**Work task:** Below are records; give the number of their lines that contain "signal", and only that number.

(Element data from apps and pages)
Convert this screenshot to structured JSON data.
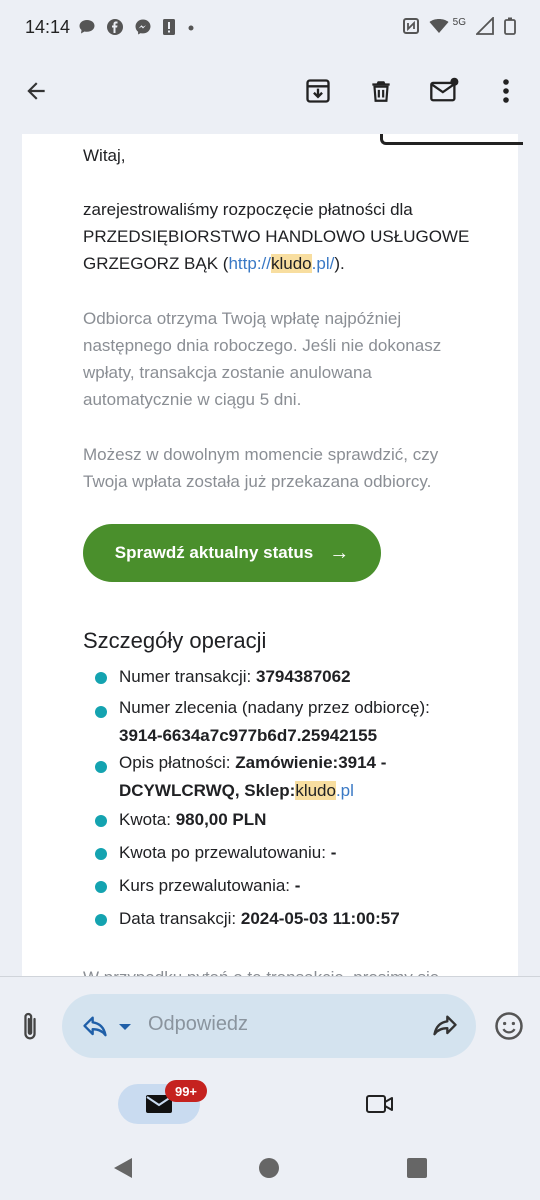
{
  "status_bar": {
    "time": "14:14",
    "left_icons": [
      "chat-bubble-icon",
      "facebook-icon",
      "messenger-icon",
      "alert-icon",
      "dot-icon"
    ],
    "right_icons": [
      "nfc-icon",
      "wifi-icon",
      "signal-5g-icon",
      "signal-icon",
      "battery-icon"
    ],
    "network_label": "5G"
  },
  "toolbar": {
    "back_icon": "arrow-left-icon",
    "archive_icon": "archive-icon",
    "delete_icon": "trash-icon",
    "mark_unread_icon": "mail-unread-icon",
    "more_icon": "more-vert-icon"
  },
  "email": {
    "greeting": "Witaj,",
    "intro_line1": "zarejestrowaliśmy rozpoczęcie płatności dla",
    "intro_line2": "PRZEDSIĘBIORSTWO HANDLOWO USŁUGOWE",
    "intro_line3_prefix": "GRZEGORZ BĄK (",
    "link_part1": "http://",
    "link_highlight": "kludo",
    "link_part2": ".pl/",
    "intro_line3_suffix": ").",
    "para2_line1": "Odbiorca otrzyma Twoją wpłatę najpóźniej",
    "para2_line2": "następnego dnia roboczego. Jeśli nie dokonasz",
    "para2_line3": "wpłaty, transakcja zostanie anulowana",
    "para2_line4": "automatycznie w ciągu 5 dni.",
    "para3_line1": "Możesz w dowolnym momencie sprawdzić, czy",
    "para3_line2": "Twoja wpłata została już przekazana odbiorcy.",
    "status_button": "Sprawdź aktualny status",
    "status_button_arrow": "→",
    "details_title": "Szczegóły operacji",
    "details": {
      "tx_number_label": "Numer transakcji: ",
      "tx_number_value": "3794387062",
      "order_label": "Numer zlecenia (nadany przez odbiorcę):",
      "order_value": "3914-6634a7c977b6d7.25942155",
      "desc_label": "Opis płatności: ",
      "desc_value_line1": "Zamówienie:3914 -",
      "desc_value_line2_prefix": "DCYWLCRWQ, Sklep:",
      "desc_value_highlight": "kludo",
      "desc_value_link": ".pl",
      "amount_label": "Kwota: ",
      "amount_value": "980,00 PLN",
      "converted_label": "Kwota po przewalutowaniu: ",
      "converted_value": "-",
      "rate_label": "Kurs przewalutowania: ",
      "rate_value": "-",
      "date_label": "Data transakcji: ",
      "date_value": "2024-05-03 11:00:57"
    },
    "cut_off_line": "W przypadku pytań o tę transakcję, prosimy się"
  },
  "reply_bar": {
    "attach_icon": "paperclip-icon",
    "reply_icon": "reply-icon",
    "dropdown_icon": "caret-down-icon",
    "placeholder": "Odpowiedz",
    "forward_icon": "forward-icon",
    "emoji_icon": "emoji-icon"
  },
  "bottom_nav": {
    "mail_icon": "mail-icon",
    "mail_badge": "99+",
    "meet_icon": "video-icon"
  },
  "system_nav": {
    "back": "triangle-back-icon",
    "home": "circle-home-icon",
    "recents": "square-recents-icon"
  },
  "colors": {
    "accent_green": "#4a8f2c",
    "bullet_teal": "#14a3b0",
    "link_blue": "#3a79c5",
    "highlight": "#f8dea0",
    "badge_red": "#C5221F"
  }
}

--

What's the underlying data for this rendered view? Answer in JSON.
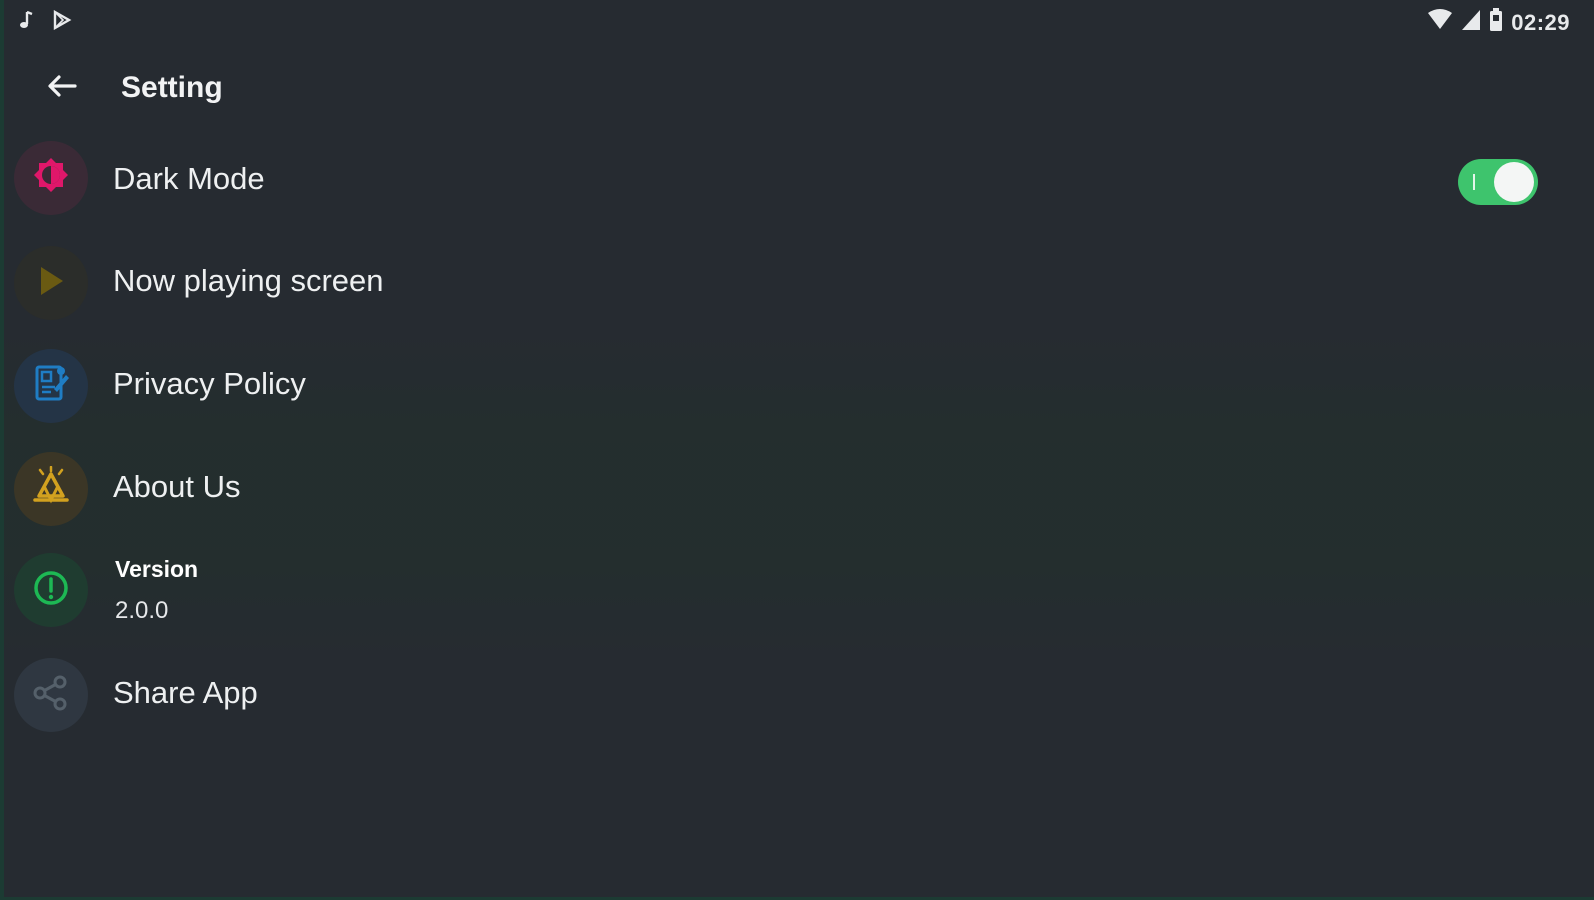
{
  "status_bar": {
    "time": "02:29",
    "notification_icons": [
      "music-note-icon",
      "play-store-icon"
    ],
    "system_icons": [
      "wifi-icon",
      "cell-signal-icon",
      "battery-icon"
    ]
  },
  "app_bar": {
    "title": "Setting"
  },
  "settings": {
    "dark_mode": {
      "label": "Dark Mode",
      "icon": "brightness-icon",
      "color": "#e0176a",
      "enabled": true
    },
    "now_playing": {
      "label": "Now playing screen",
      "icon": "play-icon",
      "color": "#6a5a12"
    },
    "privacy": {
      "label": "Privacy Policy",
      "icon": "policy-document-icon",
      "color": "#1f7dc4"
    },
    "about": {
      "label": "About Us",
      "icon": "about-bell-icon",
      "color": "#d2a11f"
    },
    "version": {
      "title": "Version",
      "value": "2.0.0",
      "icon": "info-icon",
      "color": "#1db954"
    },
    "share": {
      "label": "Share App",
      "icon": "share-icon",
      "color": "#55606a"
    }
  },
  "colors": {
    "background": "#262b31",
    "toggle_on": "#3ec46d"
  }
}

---

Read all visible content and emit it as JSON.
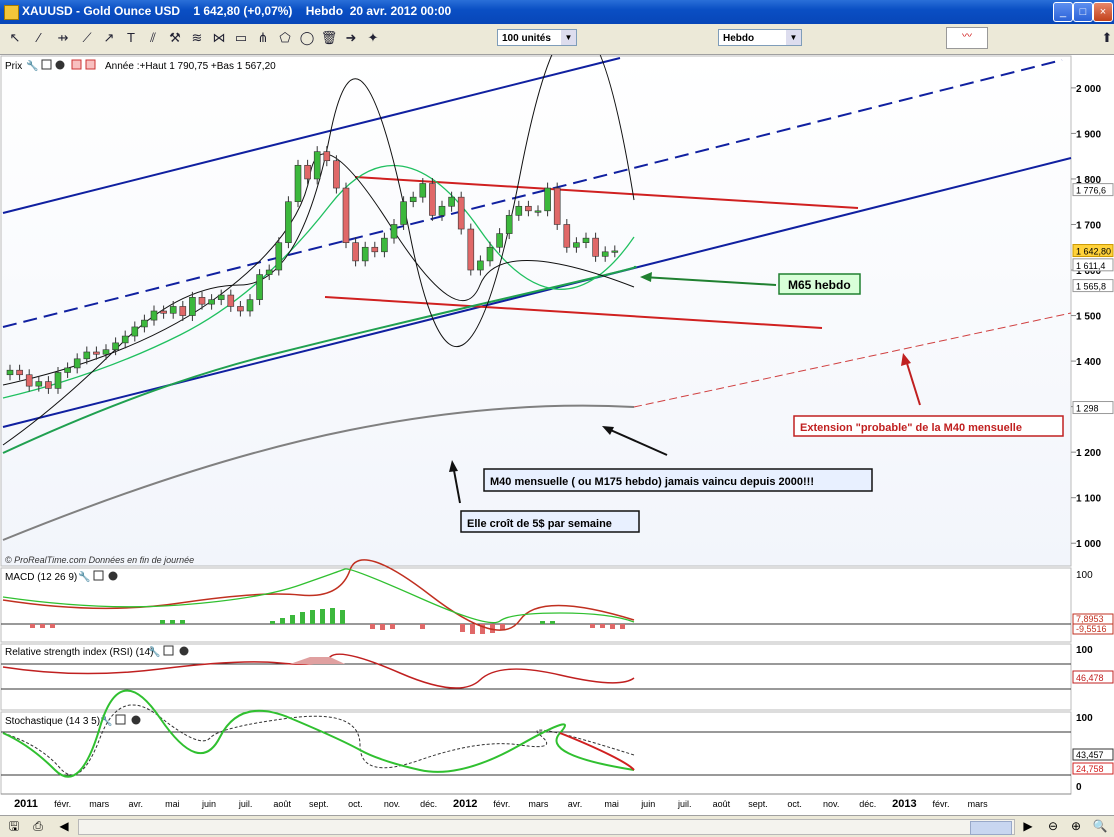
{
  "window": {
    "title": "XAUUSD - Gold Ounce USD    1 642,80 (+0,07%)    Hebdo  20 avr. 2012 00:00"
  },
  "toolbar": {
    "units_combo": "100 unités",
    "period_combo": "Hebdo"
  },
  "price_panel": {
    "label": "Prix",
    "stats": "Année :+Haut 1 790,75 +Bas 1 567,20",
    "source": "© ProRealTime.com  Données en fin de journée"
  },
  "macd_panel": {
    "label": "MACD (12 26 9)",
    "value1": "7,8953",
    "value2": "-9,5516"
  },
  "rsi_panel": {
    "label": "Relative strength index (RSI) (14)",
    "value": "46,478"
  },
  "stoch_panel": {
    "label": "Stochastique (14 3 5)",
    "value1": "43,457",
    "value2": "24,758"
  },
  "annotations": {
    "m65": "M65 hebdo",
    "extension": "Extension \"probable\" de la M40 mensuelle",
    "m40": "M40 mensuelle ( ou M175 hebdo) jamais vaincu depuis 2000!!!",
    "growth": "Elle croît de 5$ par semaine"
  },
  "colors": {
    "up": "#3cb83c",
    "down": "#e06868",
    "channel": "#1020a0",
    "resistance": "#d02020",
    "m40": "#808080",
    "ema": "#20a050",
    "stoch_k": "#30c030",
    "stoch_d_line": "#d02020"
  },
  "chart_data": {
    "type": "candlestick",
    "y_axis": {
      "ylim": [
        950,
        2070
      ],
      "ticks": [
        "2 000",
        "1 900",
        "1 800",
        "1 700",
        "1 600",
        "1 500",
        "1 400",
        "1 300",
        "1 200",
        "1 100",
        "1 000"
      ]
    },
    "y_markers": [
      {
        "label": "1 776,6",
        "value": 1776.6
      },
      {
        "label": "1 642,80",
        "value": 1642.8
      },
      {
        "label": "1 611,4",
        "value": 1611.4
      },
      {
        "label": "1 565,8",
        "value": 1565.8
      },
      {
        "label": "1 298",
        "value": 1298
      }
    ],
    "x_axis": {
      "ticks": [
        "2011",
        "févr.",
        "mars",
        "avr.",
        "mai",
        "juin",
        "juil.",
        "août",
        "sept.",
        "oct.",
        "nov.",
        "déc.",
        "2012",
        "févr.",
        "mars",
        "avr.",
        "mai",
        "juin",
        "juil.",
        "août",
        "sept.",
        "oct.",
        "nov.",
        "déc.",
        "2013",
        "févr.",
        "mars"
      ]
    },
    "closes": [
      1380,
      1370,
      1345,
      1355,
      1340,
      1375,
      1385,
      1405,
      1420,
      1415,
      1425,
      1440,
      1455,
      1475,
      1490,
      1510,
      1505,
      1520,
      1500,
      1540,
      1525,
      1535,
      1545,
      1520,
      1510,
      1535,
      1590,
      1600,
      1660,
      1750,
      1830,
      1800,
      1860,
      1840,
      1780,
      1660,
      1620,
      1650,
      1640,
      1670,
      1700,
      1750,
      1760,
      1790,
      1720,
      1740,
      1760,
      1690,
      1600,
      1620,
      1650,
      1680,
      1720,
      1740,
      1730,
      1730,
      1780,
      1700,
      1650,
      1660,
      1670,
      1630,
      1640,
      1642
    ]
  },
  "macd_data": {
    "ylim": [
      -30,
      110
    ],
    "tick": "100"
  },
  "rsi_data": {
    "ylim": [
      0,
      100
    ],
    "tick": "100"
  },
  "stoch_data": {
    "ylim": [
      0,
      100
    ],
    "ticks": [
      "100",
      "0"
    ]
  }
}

**Answer box:** 3